Articles about Indian Island on this blog. http://humboldtherald.wordpress.com/?s=indian+island
Police were called to a daycare where a three-year-old was resisting a rest.
Reports of a guy who got hit in the head with a can of soda. He was lucky it was a soft drink.
Over worked burglar tells police: I relish the fact that you’ve mustard the strength to ketchup to me.
A thief was arrested after therapist suggests he take something for his kleptomania.
Despite Popular Demand, It’s back! The Pun-off – a benefit for Making Headway’s Brain Injury Prevention and Care programs.
Watch heavywits square off in a competition of amazing unpopularity.
Laugh, help others and enjoy the Pun-off – March 2nd at the Arcata
Theater Lounge. Doors open -7:30 . Pun-off begins at 8PM.
Tickets – $16 at the door so get there early. The Pun-off always
sells out. The Pun-off – March 2nd, Arcata Theater Lounge.
Disappointment guaranteed. Your actual smileage may vary.
Make you plans now because while time flies like an arrow, fruit flies like a banana.
Posted by Kathy
Gardening can have radical political potential. I am starting with this statement because this tends to be a political blog and not one of backyard DIY hints and advice. However I do have onion starts that I need to get into the ground so I am not going to spend a lot of time writing this. It’s Sunday and it’s sunny out.
Gardening can create community, grow healthy food, relieve stress, and imporve ones satisfaction with life.
Chickens? Bees? Worm bins?
A high school student is building a tiny house to enable him to go to collage without accumulating unmanageable debt. With his tiny house on wheels he can rent space in someone’s yard. The 130-square-foot home on wheels will include a shower, eco-friendly composting toilet, kitchenette, and even a guest bed.
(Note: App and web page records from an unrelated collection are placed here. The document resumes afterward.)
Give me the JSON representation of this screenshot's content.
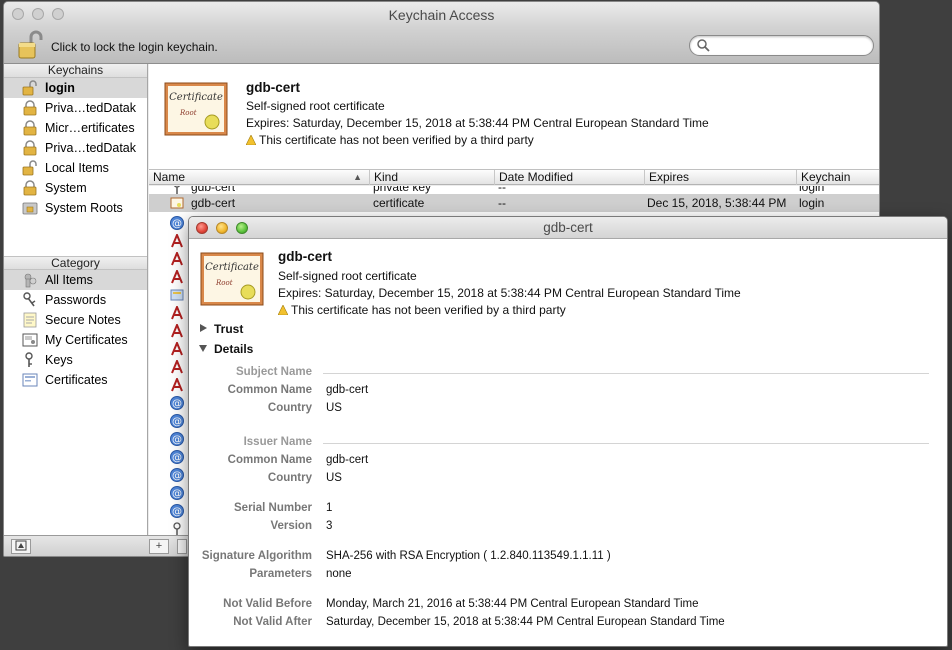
{
  "main_window": {
    "title": "Keychain Access",
    "lock_text": "Click to lock the login keychain.",
    "search_placeholder": ""
  },
  "sidebar": {
    "keychains_header": "Keychains",
    "keychains": [
      {
        "label": "login",
        "icon": "lock-open-icon"
      },
      {
        "label": "Priva…tedDatak",
        "icon": "lock-icon"
      },
      {
        "label": "Micr…ertificates",
        "icon": "lock-icon"
      },
      {
        "label": "Priva…tedDatak",
        "icon": "lock-icon"
      },
      {
        "label": "Local Items",
        "icon": "lock-open-icon"
      },
      {
        "label": "System",
        "icon": "lock-icon"
      },
      {
        "label": "System Roots",
        "icon": "folder-lock-icon"
      }
    ],
    "category_header": "Category",
    "categories": [
      {
        "label": "All Items",
        "icon": "all-items-icon"
      },
      {
        "label": "Passwords",
        "icon": "key-icon"
      },
      {
        "label": "Secure Notes",
        "icon": "note-icon"
      },
      {
        "label": "My Certificates",
        "icon": "my-certificate-icon"
      },
      {
        "label": "Keys",
        "icon": "keys-icon"
      },
      {
        "label": "Certificates",
        "icon": "certificate-icon"
      }
    ]
  },
  "summary": {
    "name": "gdb-cert",
    "type": "Self-signed root certificate",
    "expires": "Expires: Saturday, December 15, 2018 at 5:38:44 PM Central European Standard Time",
    "warning": "This certificate has not been verified by a third party",
    "cert_image_text": "Certificate",
    "cert_image_sub": "Root"
  },
  "table": {
    "columns": [
      "Name",
      "Kind",
      "Date Modified",
      "Expires",
      "Keychain"
    ],
    "rows": [
      {
        "name": "gdb-cert",
        "kind": "private key",
        "date": "--",
        "expires": "",
        "keychain": "login"
      },
      {
        "name": "gdb-cert",
        "kind": "certificate",
        "date": "--",
        "expires": "Dec 15, 2018, 5:38:44 PM",
        "keychain": "login"
      }
    ]
  },
  "detail_window": {
    "title": "gdb-cert",
    "name": "gdb-cert",
    "type": "Self-signed root certificate",
    "expires": "Expires: Saturday, December 15, 2018 at 5:38:44 PM Central European Standard Time",
    "warning": "This certificate has not been verified by a third party",
    "trust_label": "Trust",
    "details_label": "Details",
    "subject_name_header": "Subject Name",
    "subject": {
      "common_name_label": "Common Name",
      "common_name": "gdb-cert",
      "country_label": "Country",
      "country": "US"
    },
    "issuer_name_header": "Issuer Name",
    "issuer": {
      "common_name_label": "Common Name",
      "common_name": "gdb-cert",
      "country_label": "Country",
      "country": "US"
    },
    "serial_label": "Serial Number",
    "serial": "1",
    "version_label": "Version",
    "version": "3",
    "sig_alg_label": "Signature Algorithm",
    "sig_alg": "SHA-256 with RSA Encryption ( 1.2.840.113549.1.1.11 )",
    "params_label": "Parameters",
    "params": "none",
    "not_before_label": "Not Valid Before",
    "not_before": "Monday, March 21, 2016 at 5:38:44 PM Central European Standard Time",
    "not_after_label": "Not Valid After",
    "not_after": "Saturday, December 15, 2018 at 5:38:44 PM Central European Standard Time"
  }
}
There are a few tiny house businesses in Northern California. I wouldn’t be surprised if a few don’t pop up in Humboldt.